Anurag Kashyap canvassed his latest film Gangs Of Wasseypur as an 'item film'. That's supposed to mean a masala entertainer. “Gangs Of Wasseypur is my first no-holds-barred all-out mainstream commercial film albeit without ‘stars'. It's funny and it's sad and it has full-on action,” Anurag has been quoted as saying. Coming from a filmmaker who has made realistic cinema such as Black Friday and dark indie films such as Dev. D, The Girl In Yellow Boots, No Smoking and Gulal, this definitely is a surprise. He has reportedly spent a whopping Rs. 15 crore on his 300-plus actors!

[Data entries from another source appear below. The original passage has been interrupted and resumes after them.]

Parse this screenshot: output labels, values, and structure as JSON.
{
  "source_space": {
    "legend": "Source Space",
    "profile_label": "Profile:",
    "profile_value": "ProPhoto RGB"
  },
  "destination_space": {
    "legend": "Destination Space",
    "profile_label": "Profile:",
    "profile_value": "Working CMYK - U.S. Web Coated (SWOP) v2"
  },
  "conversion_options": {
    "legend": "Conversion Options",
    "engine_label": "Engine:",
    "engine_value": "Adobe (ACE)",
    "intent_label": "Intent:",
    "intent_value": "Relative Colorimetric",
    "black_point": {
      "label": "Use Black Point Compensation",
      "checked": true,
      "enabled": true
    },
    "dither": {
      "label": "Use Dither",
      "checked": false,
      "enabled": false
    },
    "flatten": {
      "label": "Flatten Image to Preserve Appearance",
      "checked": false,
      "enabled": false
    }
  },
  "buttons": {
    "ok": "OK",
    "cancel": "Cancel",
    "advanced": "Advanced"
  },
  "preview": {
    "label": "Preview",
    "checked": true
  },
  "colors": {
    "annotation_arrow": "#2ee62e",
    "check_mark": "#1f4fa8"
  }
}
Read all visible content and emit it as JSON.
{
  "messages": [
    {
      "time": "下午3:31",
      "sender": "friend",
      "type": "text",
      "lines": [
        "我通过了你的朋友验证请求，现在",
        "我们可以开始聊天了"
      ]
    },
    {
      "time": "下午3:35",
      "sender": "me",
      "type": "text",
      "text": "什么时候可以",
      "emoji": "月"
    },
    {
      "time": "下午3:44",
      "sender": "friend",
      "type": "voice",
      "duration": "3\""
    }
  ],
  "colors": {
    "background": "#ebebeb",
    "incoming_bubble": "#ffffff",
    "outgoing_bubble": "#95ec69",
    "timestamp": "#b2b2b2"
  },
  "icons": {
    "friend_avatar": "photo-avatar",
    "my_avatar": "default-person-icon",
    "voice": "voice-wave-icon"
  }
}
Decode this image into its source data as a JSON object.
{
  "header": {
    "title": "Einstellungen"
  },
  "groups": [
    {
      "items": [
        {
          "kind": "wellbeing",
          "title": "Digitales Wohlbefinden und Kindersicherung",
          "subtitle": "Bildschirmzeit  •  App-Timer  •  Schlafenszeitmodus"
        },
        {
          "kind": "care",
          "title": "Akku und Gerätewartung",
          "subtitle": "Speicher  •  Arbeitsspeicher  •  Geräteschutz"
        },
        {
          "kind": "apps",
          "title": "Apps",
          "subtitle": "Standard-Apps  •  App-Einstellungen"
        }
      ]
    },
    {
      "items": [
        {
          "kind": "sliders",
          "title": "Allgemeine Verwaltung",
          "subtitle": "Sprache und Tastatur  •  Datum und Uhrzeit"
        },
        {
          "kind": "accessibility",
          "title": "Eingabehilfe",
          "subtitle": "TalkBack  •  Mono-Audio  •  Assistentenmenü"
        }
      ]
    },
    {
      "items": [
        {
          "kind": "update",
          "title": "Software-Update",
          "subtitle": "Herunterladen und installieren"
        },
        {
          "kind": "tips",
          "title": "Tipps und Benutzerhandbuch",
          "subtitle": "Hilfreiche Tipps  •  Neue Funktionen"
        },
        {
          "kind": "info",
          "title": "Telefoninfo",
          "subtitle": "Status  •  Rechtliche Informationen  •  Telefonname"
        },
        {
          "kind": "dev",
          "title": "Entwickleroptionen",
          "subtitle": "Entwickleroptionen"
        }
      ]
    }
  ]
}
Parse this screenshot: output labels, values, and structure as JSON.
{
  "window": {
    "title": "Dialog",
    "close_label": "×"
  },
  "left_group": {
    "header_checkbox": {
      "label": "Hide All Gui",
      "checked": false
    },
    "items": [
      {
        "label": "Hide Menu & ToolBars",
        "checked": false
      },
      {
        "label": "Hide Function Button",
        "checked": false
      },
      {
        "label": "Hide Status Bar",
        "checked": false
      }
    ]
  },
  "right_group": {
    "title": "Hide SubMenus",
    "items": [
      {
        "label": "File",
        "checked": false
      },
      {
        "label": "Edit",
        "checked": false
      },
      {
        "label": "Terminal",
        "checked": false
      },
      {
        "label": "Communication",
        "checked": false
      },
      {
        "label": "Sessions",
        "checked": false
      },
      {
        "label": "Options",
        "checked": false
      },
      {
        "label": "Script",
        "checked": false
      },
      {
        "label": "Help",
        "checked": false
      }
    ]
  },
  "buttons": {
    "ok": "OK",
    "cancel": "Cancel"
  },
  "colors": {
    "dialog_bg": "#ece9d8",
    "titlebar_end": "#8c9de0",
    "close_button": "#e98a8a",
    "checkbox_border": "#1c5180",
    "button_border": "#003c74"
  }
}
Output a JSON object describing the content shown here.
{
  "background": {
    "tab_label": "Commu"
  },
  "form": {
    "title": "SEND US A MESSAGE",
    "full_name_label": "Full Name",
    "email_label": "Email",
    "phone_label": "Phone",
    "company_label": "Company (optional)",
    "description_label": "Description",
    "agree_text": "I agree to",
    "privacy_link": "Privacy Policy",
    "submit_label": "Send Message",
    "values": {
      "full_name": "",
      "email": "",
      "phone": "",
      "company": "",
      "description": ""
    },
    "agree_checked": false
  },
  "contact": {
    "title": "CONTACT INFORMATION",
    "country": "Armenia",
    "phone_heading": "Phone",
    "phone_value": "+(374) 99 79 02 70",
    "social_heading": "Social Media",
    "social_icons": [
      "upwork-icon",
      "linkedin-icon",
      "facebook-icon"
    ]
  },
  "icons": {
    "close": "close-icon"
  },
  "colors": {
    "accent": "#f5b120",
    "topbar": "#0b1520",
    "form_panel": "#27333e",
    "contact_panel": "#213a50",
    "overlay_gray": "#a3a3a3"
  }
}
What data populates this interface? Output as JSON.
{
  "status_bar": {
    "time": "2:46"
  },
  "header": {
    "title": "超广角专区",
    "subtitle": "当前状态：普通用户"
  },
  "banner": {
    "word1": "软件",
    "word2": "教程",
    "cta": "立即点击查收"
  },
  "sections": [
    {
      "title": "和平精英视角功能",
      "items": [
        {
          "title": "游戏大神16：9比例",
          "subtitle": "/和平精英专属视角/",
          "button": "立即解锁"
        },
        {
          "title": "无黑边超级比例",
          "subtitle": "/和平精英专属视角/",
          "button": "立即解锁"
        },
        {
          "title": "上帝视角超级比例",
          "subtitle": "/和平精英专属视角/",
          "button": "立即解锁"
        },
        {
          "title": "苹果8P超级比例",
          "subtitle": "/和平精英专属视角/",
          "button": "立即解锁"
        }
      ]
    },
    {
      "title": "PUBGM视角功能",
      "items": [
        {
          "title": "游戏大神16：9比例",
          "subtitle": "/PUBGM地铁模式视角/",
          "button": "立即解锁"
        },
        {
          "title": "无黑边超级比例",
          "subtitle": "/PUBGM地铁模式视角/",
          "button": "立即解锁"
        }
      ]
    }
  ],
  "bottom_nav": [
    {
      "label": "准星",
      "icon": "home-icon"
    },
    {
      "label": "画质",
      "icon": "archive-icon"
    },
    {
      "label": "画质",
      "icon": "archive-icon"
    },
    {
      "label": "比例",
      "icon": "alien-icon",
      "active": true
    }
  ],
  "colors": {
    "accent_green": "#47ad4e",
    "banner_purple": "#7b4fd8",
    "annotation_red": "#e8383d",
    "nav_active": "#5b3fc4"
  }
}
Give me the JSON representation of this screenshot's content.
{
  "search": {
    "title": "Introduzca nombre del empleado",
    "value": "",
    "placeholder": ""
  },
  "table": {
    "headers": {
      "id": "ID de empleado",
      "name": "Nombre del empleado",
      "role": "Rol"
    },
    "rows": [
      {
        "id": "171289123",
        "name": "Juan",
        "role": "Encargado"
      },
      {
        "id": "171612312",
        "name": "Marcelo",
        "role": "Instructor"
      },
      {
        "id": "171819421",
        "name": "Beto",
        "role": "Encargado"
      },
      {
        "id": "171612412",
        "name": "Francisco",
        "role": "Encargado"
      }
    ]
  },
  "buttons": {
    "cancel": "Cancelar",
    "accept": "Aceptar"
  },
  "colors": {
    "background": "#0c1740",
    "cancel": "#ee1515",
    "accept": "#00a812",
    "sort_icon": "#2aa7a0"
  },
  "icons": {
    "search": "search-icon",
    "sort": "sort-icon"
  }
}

Anurag’s next movies as a producer are a romantic comedy and a gourmet comedy — Aiyaa and Luv Shuv Tey Chicken Khurana respectively. Aiyaa, which he has co-produced with Viacom 18, stars Rani Mukherjee and is the story of a Maharashtrian girl who falls in love with a man because he smells good and goes about wooing him! Rani has reportedly shot for not one or two but three item songs for the film. Luv Shuv Tey Chicken Khurana, his co-production with UTV starring Kunal Kapoor, is being promoted as India’s first ever ‘food’ movie and has an obvious Punjabi connection and a secret Chicken Khurana recipe. What either of these films doesn’t have is the patent Anurag Kashyap mood. Big actors and song-and-dance pieces in an Anurag Kashyap film?
Directors disagree that making business sense means their creativity and independence go out of the window. Speaking about Agent Vinod vis-à-vis his earlier critically-acclaimed films, Sriram says, “Both Johnny Gaddaar and Ek Hasina Thi were smaller films and didn't need huge budgets. If the budget of a film is high, there is the responsibility of getting the money back. For example, in Agent Vinod I tried to ensure the violence was not gory, simply because the film was aimed at kids. And I didn't want an Adults-only rating. I think kids loved the movie more than most adults. I remember seeing Where Eagles Dare when I was 12 or so. I didn't understand the story but I loved watching the film,” emphasising that the film’s reins were in his hands (and not in lead actor and producer Saif’s, as was being reported constantly when Agent Vinod was underway).
Trade analyst Amod Mehra does not endorse this view. “What’s a commercial film? To me, it means one that has romance, drama, comedy, action and all the formula stuff that we can think of. If these filmmakers think that they can envelop an art film with songs and sell it as commercial cinema, they are mistaken. When Nishikant tried something like Force, the makers will tell you that contrary to market perception, they lost money on it. We all know what happened to Agent Vinod. Everyone wants to lure the audience into the theatres so ‘masala’ or ‘item’ are the best-selling words to promote their product. Personally, I think filmmakers who make parallel or art or realistic cinema, whatever you may call it, should continue doing only that. Venturing into commercial space is making them clearly uncomfortable. The producers’ pulls and pressures are too difficult to handle, making even a man like Dibakar include an item dance!” he concludes.